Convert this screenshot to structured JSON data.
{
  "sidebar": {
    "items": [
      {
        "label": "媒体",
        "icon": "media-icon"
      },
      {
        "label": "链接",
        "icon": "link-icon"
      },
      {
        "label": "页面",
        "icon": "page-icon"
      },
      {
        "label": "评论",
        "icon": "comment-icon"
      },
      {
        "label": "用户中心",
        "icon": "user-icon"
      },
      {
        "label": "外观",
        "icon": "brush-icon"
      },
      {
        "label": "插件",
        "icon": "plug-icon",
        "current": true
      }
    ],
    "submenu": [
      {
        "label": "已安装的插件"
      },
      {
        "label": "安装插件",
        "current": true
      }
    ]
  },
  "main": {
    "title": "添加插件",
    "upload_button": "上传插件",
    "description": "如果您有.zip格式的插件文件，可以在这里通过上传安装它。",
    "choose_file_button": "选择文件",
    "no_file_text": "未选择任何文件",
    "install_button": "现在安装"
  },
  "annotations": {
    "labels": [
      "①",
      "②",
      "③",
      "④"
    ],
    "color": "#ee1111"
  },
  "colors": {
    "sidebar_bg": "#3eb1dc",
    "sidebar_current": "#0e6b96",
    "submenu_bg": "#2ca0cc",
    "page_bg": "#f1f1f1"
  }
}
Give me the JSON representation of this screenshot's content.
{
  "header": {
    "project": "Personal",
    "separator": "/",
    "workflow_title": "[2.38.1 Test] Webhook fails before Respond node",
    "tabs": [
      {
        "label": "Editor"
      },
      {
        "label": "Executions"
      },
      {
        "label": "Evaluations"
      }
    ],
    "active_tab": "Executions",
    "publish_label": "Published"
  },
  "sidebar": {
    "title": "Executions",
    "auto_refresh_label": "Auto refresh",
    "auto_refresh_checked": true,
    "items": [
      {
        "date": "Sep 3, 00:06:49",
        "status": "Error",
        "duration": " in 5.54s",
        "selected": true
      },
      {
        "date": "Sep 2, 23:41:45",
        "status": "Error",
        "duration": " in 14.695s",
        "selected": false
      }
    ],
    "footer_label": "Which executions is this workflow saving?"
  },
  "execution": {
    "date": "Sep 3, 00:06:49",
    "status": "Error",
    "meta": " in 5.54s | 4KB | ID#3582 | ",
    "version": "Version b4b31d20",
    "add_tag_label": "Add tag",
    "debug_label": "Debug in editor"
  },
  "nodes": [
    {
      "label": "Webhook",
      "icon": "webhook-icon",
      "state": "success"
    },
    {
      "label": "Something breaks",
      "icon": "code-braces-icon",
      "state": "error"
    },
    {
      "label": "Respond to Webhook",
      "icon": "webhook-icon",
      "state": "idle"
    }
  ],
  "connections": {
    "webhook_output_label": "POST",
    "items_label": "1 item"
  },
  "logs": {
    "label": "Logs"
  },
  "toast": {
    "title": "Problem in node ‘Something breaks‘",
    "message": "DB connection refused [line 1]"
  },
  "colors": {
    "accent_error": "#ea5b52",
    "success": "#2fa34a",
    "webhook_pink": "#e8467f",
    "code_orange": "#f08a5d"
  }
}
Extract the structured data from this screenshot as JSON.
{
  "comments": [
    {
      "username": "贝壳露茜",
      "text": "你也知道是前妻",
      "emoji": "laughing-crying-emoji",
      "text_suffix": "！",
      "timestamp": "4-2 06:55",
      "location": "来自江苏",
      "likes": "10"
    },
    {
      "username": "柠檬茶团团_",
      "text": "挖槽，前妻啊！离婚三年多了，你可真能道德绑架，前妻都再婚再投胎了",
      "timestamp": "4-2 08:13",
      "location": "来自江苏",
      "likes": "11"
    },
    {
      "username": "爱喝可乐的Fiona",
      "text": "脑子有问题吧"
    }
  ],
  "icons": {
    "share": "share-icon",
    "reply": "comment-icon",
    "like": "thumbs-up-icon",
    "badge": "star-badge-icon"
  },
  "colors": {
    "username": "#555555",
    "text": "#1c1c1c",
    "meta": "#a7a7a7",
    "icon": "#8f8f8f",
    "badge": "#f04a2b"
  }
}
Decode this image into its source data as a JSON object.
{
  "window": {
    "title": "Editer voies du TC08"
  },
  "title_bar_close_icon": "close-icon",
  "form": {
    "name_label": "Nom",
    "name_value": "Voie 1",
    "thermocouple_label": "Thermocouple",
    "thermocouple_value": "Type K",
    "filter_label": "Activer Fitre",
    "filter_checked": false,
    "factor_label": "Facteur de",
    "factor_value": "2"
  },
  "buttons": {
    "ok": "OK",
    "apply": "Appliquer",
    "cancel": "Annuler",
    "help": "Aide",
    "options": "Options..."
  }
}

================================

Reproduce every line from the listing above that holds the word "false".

Your solution:
        "selected": false
    "filter_checked": false,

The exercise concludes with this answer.